About 50,000 travellers take off from or land at Calgary International Airport per day during the holiday season in an average year, said Reid Feist, spokesperson for the Calgary Airport Authority.
But this year, the holidays fall amid the second wave of the COVID-19 pandemic, and many jurisdictions have discouraged all non-essential to prevent further spread of the illness. As a result, the airport authority predicted that only about 10,000 travellers would go through the Calgary airport "for the period before Christmas all the way through New Year's," said Feist.
"For those who have to travel for essential travel reasons, the airport remains open. And of course, our focus is on everyone's safety as they move through the airport or arrive at the airport," he said.

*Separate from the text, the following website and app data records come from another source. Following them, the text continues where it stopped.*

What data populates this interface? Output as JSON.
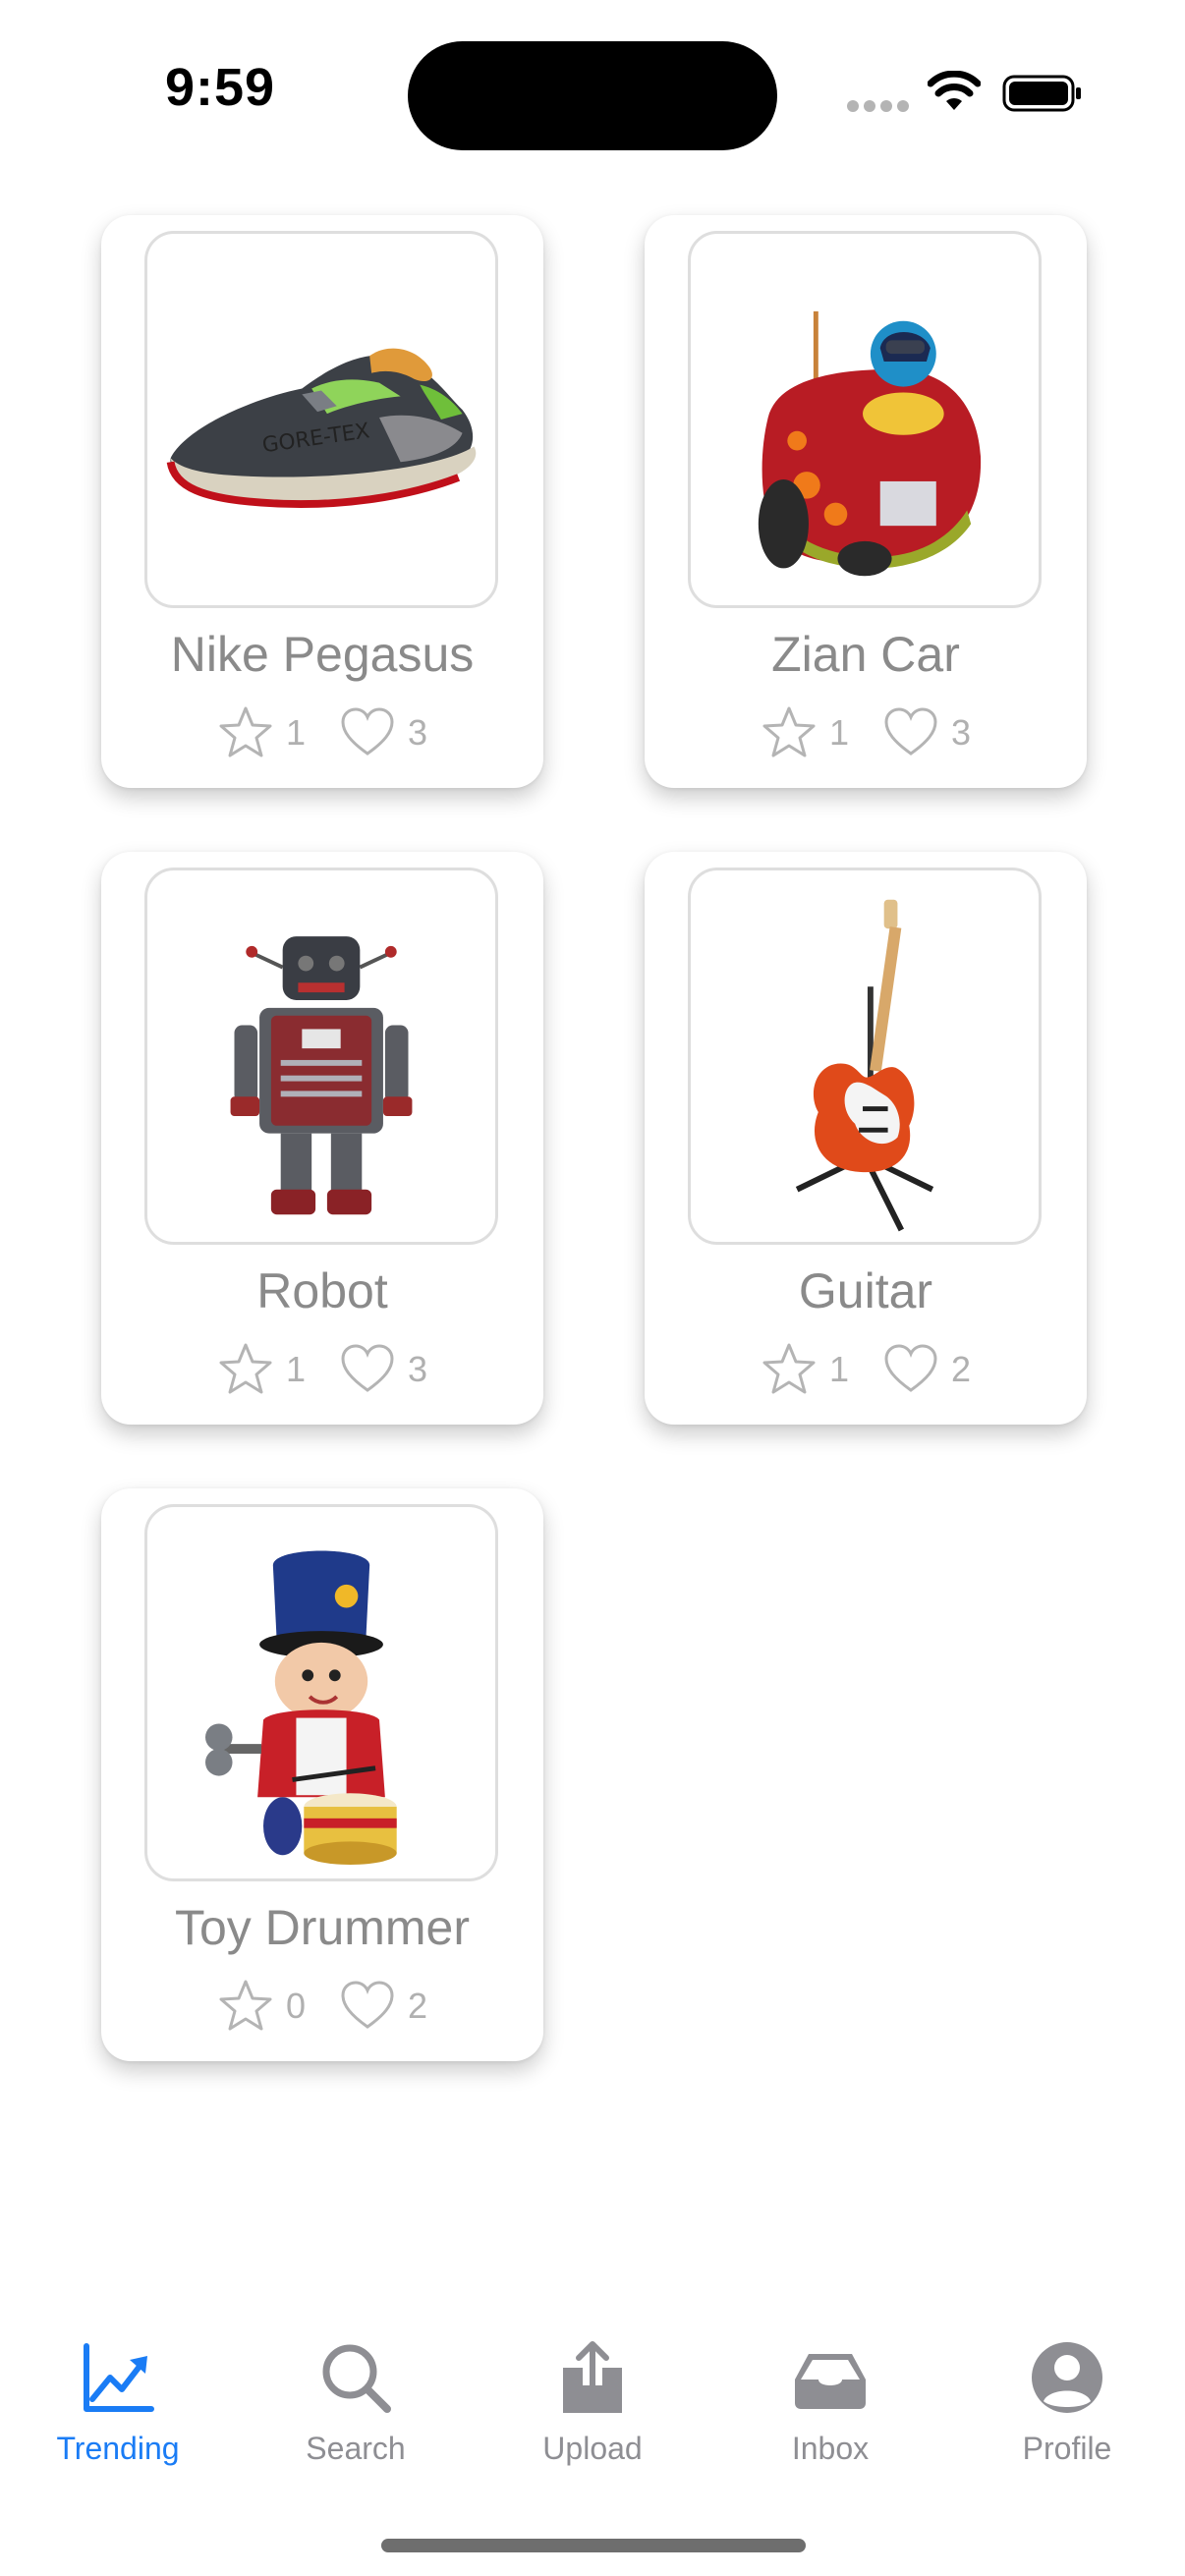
{
  "status_bar": {
    "time": "9:59"
  },
  "items": [
    {
      "title": "Nike Pegasus",
      "stars": "1",
      "likes": "3"
    },
    {
      "title": "Zian Car",
      "stars": "1",
      "likes": "3"
    },
    {
      "title": "Robot",
      "stars": "1",
      "likes": "3"
    },
    {
      "title": "Guitar",
      "stars": "1",
      "likes": "2"
    },
    {
      "title": "Toy Drummer",
      "stars": "0",
      "likes": "2"
    }
  ],
  "tabs": [
    {
      "label": "Trending",
      "icon": "trending-chart-icon",
      "active": true
    },
    {
      "label": "Search",
      "icon": "magnifier-icon",
      "active": false
    },
    {
      "label": "Upload",
      "icon": "upload-icon",
      "active": false
    },
    {
      "label": "Inbox",
      "icon": "inbox-tray-icon",
      "active": false
    },
    {
      "label": "Profile",
      "icon": "person-circle-icon",
      "active": false
    }
  ],
  "colors": {
    "accent": "#1a7cf5",
    "inactive": "#8e8e93",
    "muted": "#b0b0b0"
  }
}
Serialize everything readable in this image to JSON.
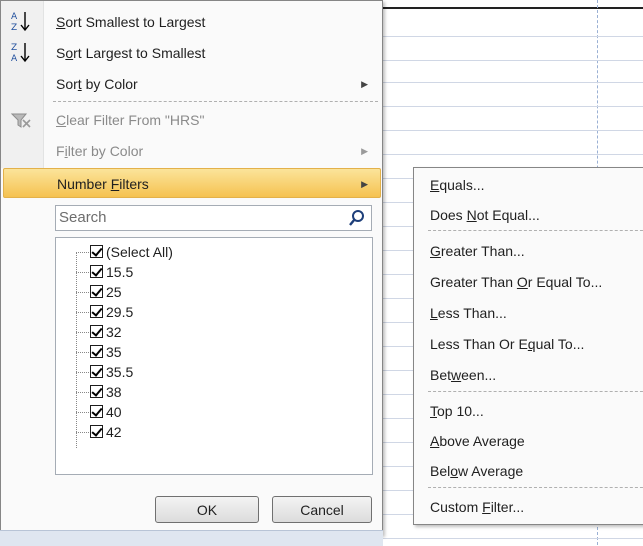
{
  "sort_menu": {
    "sort_asc": {
      "pre": "",
      "ul": "S",
      "post": "ort Smallest to Largest"
    },
    "sort_desc": {
      "pre": "S",
      "ul": "o",
      "post": "rt Largest to Smallest"
    },
    "sort_color": {
      "pre": "Sor",
      "ul": "t",
      "post": " by Color"
    },
    "clear_filter": {
      "pre": "",
      "ul": "C",
      "post": "lear Filter From \"HRS\""
    },
    "filter_color": {
      "pre": "F",
      "ul": "i",
      "post": "lter by Color"
    },
    "number_filters": {
      "pre": "Number ",
      "ul": "F",
      "post": "ilters"
    }
  },
  "search": {
    "placeholder": "Search"
  },
  "values": [
    "(Select All)",
    "15.5",
    "25",
    "29.5",
    "32",
    "35",
    "35.5",
    "38",
    "40",
    "42"
  ],
  "buttons": {
    "ok": "OK",
    "cancel": "Cancel"
  },
  "submenu": {
    "equals": {
      "pre": "",
      "ul": "E",
      "post": "quals..."
    },
    "not_equal": {
      "pre": "Does ",
      "ul": "N",
      "post": "ot Equal..."
    },
    "greater": {
      "pre": "",
      "ul": "G",
      "post": "reater Than..."
    },
    "greater_eq": {
      "pre": "Greater Than ",
      "ul": "O",
      "post": "r Equal To..."
    },
    "less": {
      "pre": "",
      "ul": "L",
      "post": "ess Than..."
    },
    "less_eq": {
      "pre": "Less Than Or E",
      "ul": "q",
      "post": "ual To..."
    },
    "between": {
      "pre": "Bet",
      "ul": "w",
      "post": "een..."
    },
    "top10": {
      "pre": "",
      "ul": "T",
      "post": "op 10..."
    },
    "above_avg": {
      "pre": "",
      "ul": "A",
      "post": "bove Average"
    },
    "below_avg": {
      "pre": "Bel",
      "ul": "o",
      "post": "w Average"
    },
    "custom": {
      "pre": "Custom ",
      "ul": "F",
      "post": "ilter..."
    }
  },
  "colors": {
    "highlight": "#f5c251",
    "menu_bg": "#fafafa",
    "border": "#868686"
  }
}
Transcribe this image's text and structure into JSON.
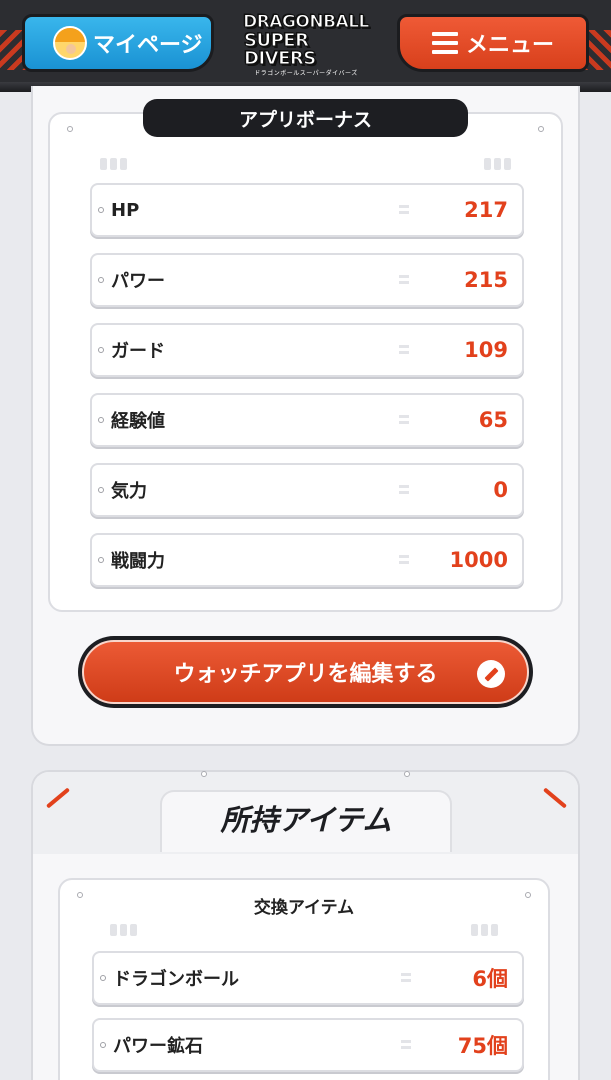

The Calgary airport is facing a $67-million deficit this year thanks to the unprecedented drop in demand for air travel caused by the COVID-19 pandemic.
Alberta Finance Minister Travis Toews says the goal in 2021 is to get vaccines out and put the COVID-19 pandemic in the rear-view mirror, then work to fix a battered and beleaguered economy.
But with a $21-billion deficit and Alberta's oil and gas economy still in flux, where's the money going to come from?
"We will not cut our way out of a $21-billion deficit," Toews said in a year-end interview with The Canadian Press. "We have to get the economy growing again. And economic recovery will very quickly become job No. 1 as we start to get past the pandemic."
At the start of 2020, Kenney's United Conservative government was busy trying to resuscitate an already suffering economy only to see COVID-19 blow everything apart and take with it Kenney's key election promise to balance the deficit in his first term.
That goal is now a distant memory with a projected budget deficit this year tripling an original forecast of $6.8 billion. COVID-19 has slashed demand for energy, shuttered businesses and necessitated relief aid and job supports to keep people going.
- For the latest on what's happening in the rest of Canada and around the world on Thursday, see here.